“Sidney Gottlieb proved to the world that there are few things more dangerous than a chemist with a metaphysical streak” — so says io9 post entitled “Every Crazy CIA Plot You’ve Heard of Originated With One Man” which is about CIA chemist Sidney Gottlieb, who is apparently the man behind the infamous “poison cigar” scheme to assassinate Fidel Castro.

And finally: the COOLEST damn photo I think I have ever seen.  Saturn.  As seen from the NASA Cassini Orbiter.  It just goes to prove that sometimes real life really CAN be as amazing as science fiction, possibly even better.

If you have any cool science-related articles/posts to share, add them in the comments! I can always use more, and my other readers might just be interested too.

Writerly Habits 1: Carving Out a Little Space

Last week, Cid Tyer wrote a post about the space she carved out for herself so that she would have some place comfortable and not-distracting to work in: “Creating a Writer’s Space”.  She asked her readers what kinds of places they liked to write in, and rather than answer in comment, I thought I would write my own little blog response.

In 1929, Virginia Woolf wrote an extended essay entitled A Room of One’s Own, which has become vastly important feminist work.  In it, she argues that a woman must have money (at her time, $500/yr) and a room of her own in order to write fiction.  I won’t get into the ins and outs of her argument.  The point is that I believe a writer does not a little space of their own in order to write.  And while this was especially important for women writers in the 1920’s, it now holds equally true for writers both male and female.

For myself, I can on occasion write in several different places without too much difficulty.  For instance, I used to write in the middle class quite often, when I supposed to be paying attention or taking notes or some such thing.  I also sometimes write at the kitchen table, mainly because the family dog can’t climb stairs and I like to keep him company sometimes.  We also just bought a new table and umbrella for the back patio, and I spent upwards of 6-8 hours in the backyard writing this past weekend.

All that being said, the real place, My real place for writing is what I call my library-office.  Yes, I have my own library-office.  For reasons I won’t get into, my bedroom, or rather the room that my bed is in, isn’t really MY room, so I don’t spend much time in it when I’m not sleeping (besides which, I can’t write in my bed like I could in high school, I just fall asleep).  Instead, I have a small room upstairs that I have claimed as a place for all my books.  And I have a LOT of books.  (I really should count them all some time; that would be fun.)  So, I have this room, lined with books, with two desks, and a white board and a corkboard, and lots of posters.  In fact, here, here are a few pictures:

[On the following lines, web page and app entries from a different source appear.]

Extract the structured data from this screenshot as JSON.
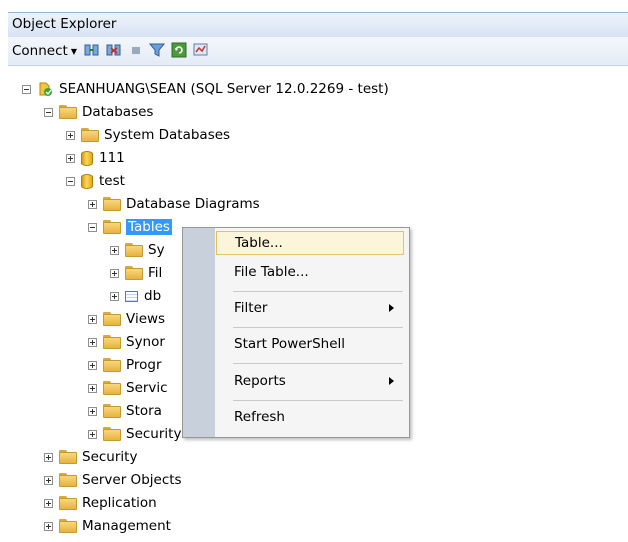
{
  "panel": {
    "title": "Object Explorer"
  },
  "toolbar": {
    "connect_label": "Connect"
  },
  "tree": {
    "server": "SEANHUANG\\SEAN (SQL Server 12.0.2269 - test)",
    "databases": "Databases",
    "system_databases": "System Databases",
    "db_111": "111",
    "db_test": "test",
    "database_diagrams": "Database Diagrams",
    "tables": "Tables",
    "tables_children": [
      "Sy",
      "Fil",
      "db"
    ],
    "test_children": [
      "Views",
      "Synor",
      "Progr",
      "Servic",
      "Stora",
      "Security"
    ],
    "server_children": [
      "Security",
      "Server Objects",
      "Replication",
      "Management"
    ]
  },
  "context_menu": {
    "items": [
      "Table...",
      "File Table...",
      "Filter",
      "Start PowerShell",
      "Reports",
      "Refresh"
    ]
  }
}
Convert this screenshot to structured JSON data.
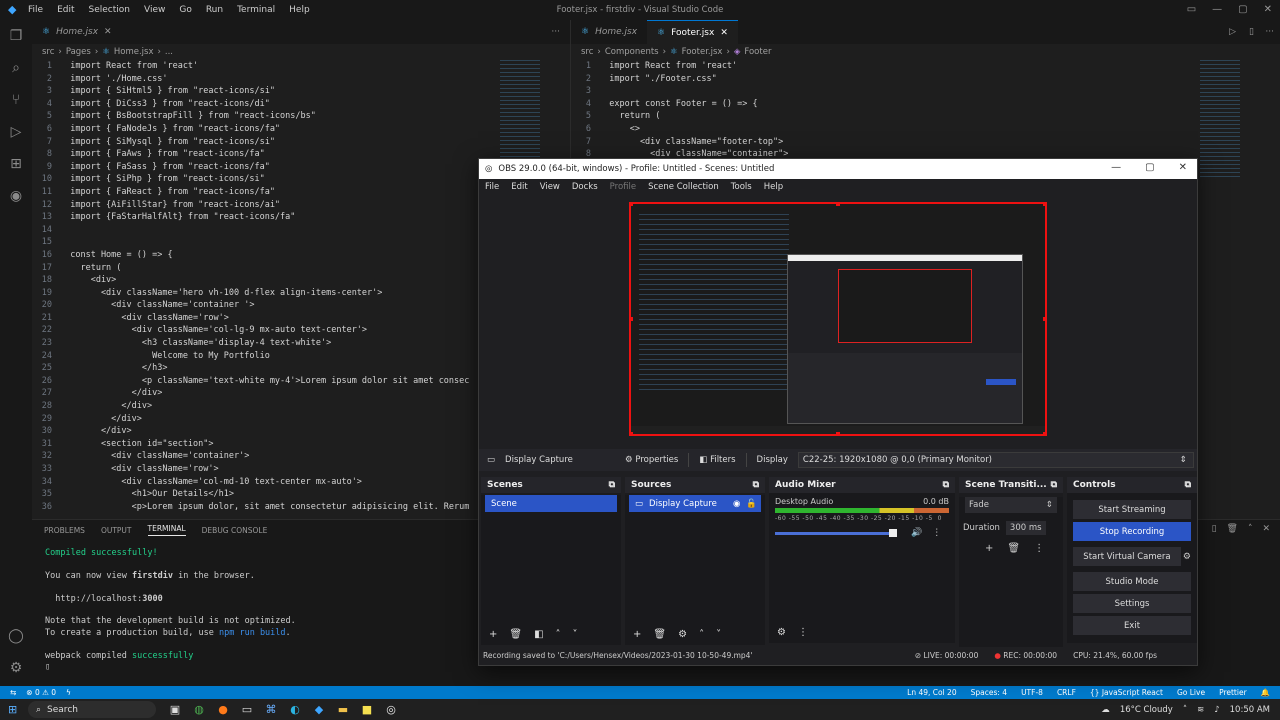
{
  "vscode": {
    "title": "Footer.jsx - firstdiv - Visual Studio Code",
    "menu": [
      "File",
      "Edit",
      "Selection",
      "View",
      "Go",
      "Run",
      "Terminal",
      "Help"
    ],
    "left_editor": {
      "tab_inactive": "Home.jsx",
      "breadcrumb": [
        "src",
        "Pages",
        "Home.jsx",
        "..."
      ],
      "lines": [
        {
          "n": "1",
          "t": "  import React from 'react'"
        },
        {
          "n": "2",
          "t": "  import './Home.css'"
        },
        {
          "n": "3",
          "t": "  import { SiHtml5 } from \"react-icons/si\""
        },
        {
          "n": "4",
          "t": "  import { DiCss3 } from \"react-icons/di\""
        },
        {
          "n": "5",
          "t": "  import { BsBootstrapFill } from \"react-icons/bs\""
        },
        {
          "n": "6",
          "t": "  import { FaNodeJs } from \"react-icons/fa\""
        },
        {
          "n": "7",
          "t": "  import { SiMysql } from \"react-icons/si\""
        },
        {
          "n": "8",
          "t": "  import { FaAws } from \"react-icons/fa\""
        },
        {
          "n": "9",
          "t": "  import { FaSass } from \"react-icons/fa\""
        },
        {
          "n": "10",
          "t": "  import { SiPhp } from \"react-icons/si\""
        },
        {
          "n": "11",
          "t": "  import { FaReact } from \"react-icons/fa\""
        },
        {
          "n": "12",
          "t": "  import {AiFillStar} from \"react-icons/ai\""
        },
        {
          "n": "13",
          "t": "  import {FaStarHalfAlt} from \"react-icons/fa\""
        },
        {
          "n": "14",
          "t": ""
        },
        {
          "n": "15",
          "t": ""
        },
        {
          "n": "16",
          "t": "  const Home = () => {"
        },
        {
          "n": "17",
          "t": "    return ("
        },
        {
          "n": "18",
          "t": "      <div>"
        },
        {
          "n": "19",
          "t": "        <div className='hero vh-100 d-flex align-items-center'>"
        },
        {
          "n": "20",
          "t": "          <div className='container '>"
        },
        {
          "n": "21",
          "t": "            <div className='row'>"
        },
        {
          "n": "22",
          "t": "              <div className='col-lg-9 mx-auto text-center'>"
        },
        {
          "n": "23",
          "t": "                <h3 className='display-4 text-white'>"
        },
        {
          "n": "24",
          "t": "                  Welcome to My Portfolio"
        },
        {
          "n": "25",
          "t": "                </h3>"
        },
        {
          "n": "26",
          "t": "                <p className='text-white my-4'>Lorem ipsum dolor sit amet consec"
        },
        {
          "n": "27",
          "t": "              </div>"
        },
        {
          "n": "28",
          "t": "            </div>"
        },
        {
          "n": "29",
          "t": "          </div>"
        },
        {
          "n": "30",
          "t": "        </div>"
        },
        {
          "n": "31",
          "t": "        <section id=\"section\">"
        },
        {
          "n": "32",
          "t": "          <div className='container'>"
        },
        {
          "n": "33",
          "t": "          <div className='row'>"
        },
        {
          "n": "34",
          "t": "            <div className='col-md-10 text-center mx-auto'>"
        },
        {
          "n": "35",
          "t": "              <h1>Our Details</h1>"
        },
        {
          "n": "36",
          "t": "              <p>Lorem ipsum dolor, sit amet consectetur adipisicing elit. Rerum"
        }
      ]
    },
    "right_editor": {
      "tab_inactive": "Home.jsx",
      "tab_active": "Footer.jsx",
      "breadcrumb": [
        "src",
        "Components",
        "Footer.jsx",
        "Footer"
      ],
      "lines": [
        {
          "n": "1",
          "t": "  import React from 'react'"
        },
        {
          "n": "2",
          "t": "  import \"./Footer.css\""
        },
        {
          "n": "3",
          "t": ""
        },
        {
          "n": "4",
          "t": "  export const Footer = () => {"
        },
        {
          "n": "5",
          "t": "    return ("
        },
        {
          "n": "6",
          "t": "      <>"
        },
        {
          "n": "7",
          "t": "        <div className=\"footer-top\">"
        },
        {
          "n": "8",
          "t": "          <div className=\"container\">"
        }
      ]
    },
    "panel": {
      "tabs": [
        "PROBLEMS",
        "OUTPUT",
        "TERMINAL",
        "DEBUG CONSOLE"
      ],
      "active_tab": "TERMINAL",
      "terminal": {
        "compiled": "Compiled successfully!",
        "view_prefix": "You can now view ",
        "view_app": "firstdiv",
        "view_suffix": " in the browser.",
        "local_prefix": "  http://localhost:",
        "local_port": "3000",
        "note1": "Note that the development build is not optimized.",
        "note2_prefix": "To create a production build, use ",
        "note2_cmd": "npm run build",
        "note2_suffix": ".",
        "webpack_prefix": "webpack compiled ",
        "webpack_status": "successfully"
      }
    },
    "statusbar": {
      "left": [
        "⊗ 0 ⚠ 0"
      ],
      "right": [
        "Ln 49, Col 20",
        "Spaces: 4",
        "UTF-8",
        "CRLF",
        "{} JavaScript React",
        "Go Live",
        "Prettier"
      ]
    }
  },
  "obs": {
    "title": "OBS 29.0.0 (64-bit, windows) - Profile: Untitled - Scenes: Untitled",
    "menu": [
      "File",
      "Edit",
      "View",
      "Docks",
      "Profile",
      "Scene Collection",
      "Tools",
      "Help"
    ],
    "source_bar": {
      "source": "Display Capture",
      "properties": "Properties",
      "filters": "Filters",
      "display_label": "Display",
      "display_value": "C22-25: 1920x1080 @ 0,0 (Primary Monitor)"
    },
    "scenes": {
      "header": "Scenes",
      "items": [
        "Scene"
      ]
    },
    "sources": {
      "header": "Sources",
      "items": [
        "Display Capture"
      ]
    },
    "mixer": {
      "header": "Audio Mixer",
      "channel": "Desktop Audio",
      "level": "0.0 dB",
      "ticks": "-60 -55 -50 -45 -40 -35 -30 -25 -20 -15 -10 -5  0"
    },
    "transitions": {
      "header": "Scene Transiti...",
      "type": "Fade",
      "duration_label": "Duration",
      "duration_value": "300 ms"
    },
    "controls": {
      "header": "Controls",
      "buttons": [
        "Start Streaming",
        "Stop Recording",
        "Start Virtual Camera",
        "Studio Mode",
        "Settings",
        "Exit"
      ]
    },
    "status": {
      "saved": "Recording saved to 'C:/Users/Hensex/Videos/2023-01-30 10-50-49.mp4'",
      "live": "LIVE: 00:00:00",
      "rec": "REC: 00:00:00",
      "cpu": "CPU: 21.4%, 60.00 fps"
    },
    "accent": "#2b55c6"
  },
  "taskbar": {
    "search": "Search",
    "weather": "16°C  Cloudy",
    "time": "10:50 AM"
  }
}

(Sorry the pictures are a little blurry.  My mother borrowed my camera so I’m using the camera on my macbook. Yeah…)

This is the one room in the house that is entirely my own.  It’s like a snap-shot of my very odd little mind.  It’s where I think best.  Where I can isolate myself from the television, and my brother, and housework, and distractions, and just WRITE.  I bought the purple desk and the chair (which isn’t actually all that comfortable) from Walmart, and the other desk is left over from the bedroom set I has a child, most of which was destroyed during Hurricane Ike.  But the room is MINE, and I love it.  And that is, essentially, what Virginia Woolf had in mind.

So, I’ll ask the same question Cid asked.  What about you?  Where do you write?  Do you have a special place carved out for the purpose?  Can you write anywhere?  Do you simply not have any choice in where you write?  Anything in between?